Considering how many people have claimed some form of compo, it is hard not to feel a degree of sympathy towards Maria Bailey — she is perhaps bewildered as to why she has been singled out for special attention. The decisive factors are probably her status not only as a public representative, but of a party supposed to be getting tough on compo culture. It’s an unfortunate context in which to be making a claim.
It also comes at a time when Ireland may finally be waking up to the fact that compo culture is no private matter. It touches all of us: Driving up premiums, strangling community life, closing small businesses, even restricting childhood as children are barely permitted to rough-and-tumble in schools or parks for fear of litigation. We see an unprecedented number of judges — perhaps mindful of which way the wind is blowing — dismissing claims; and even at times suggesting charges be brought against those suspected of making false claims. One might ask why all this took so long or why Ms Bailey’s case had to be Ireland’s watershed moment. It’s hard not to conclude it suited some sectors, such as the legal profession, as — despite the efforts of the PIAB — it has provided a steady source of work and income but at what cost to society at large?
The effects are not merely material — compo culture drives deep into the very psyche of society, debilitating it and fostering a dependency mentality. The denial of personal responsibility is at the core of compo culture. It infantilises people, turning them into minors with no personal responsibility or common sense, making the entire adult world around them responsible for them. And this effect is not limited to the individuals making claims, but spreads through the whole of society as a philosophy of life. One cannot complain about the “interfering nanny state” and over-regulation if one is willing to forego adult responsibility for some financial reward. On top of the monetary loss to society as a whole, the other net result is less personal freedom for everyone, as freedom can only be allowed to those who can show they are able to make responsible use of it.

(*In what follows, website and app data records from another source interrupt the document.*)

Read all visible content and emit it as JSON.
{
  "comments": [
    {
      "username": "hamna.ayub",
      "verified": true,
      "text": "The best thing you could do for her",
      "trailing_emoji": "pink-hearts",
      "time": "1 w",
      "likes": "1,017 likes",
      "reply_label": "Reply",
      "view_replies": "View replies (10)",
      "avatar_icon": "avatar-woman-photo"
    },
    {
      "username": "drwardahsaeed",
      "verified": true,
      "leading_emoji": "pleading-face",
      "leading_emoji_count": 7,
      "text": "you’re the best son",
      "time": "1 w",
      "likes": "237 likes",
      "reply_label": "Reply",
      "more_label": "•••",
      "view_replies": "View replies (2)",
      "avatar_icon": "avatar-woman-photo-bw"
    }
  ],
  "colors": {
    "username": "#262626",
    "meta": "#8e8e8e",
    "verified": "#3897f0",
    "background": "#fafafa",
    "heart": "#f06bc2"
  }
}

Hardly surprising and very symbolic then that we end up with a society where elected public representatives require adult supervision while using swings. How far we have fallen from the vision of those brave men and women who — as adults took the ultimate responsibility for their own destiny and literally put their lives and personal welfare on the line to establish this State exactly 100 years ago this year. We’re not standing, so much as falling off and tripping over, the shoulders of giants.

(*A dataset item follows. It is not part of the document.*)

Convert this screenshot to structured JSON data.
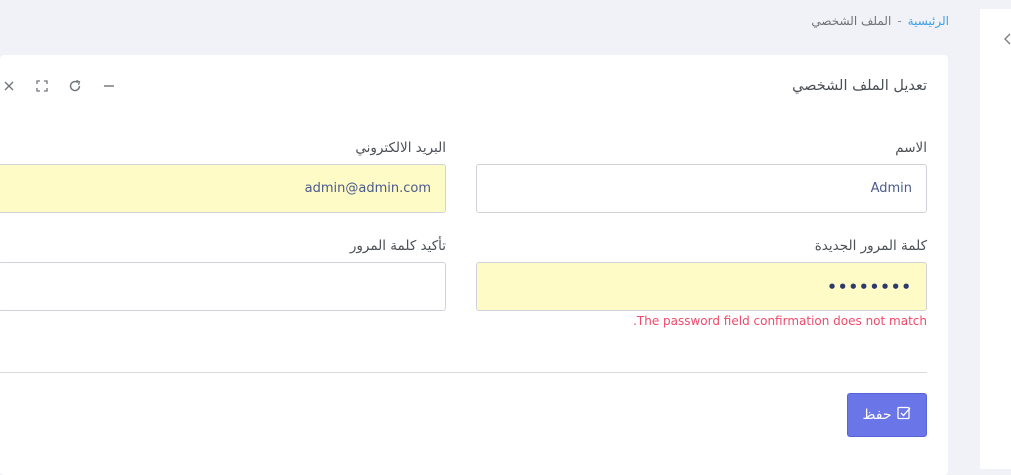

In a sense, the conversation is not really about Ms Bailey, but what kind of society we have become and how it was allowed to happen.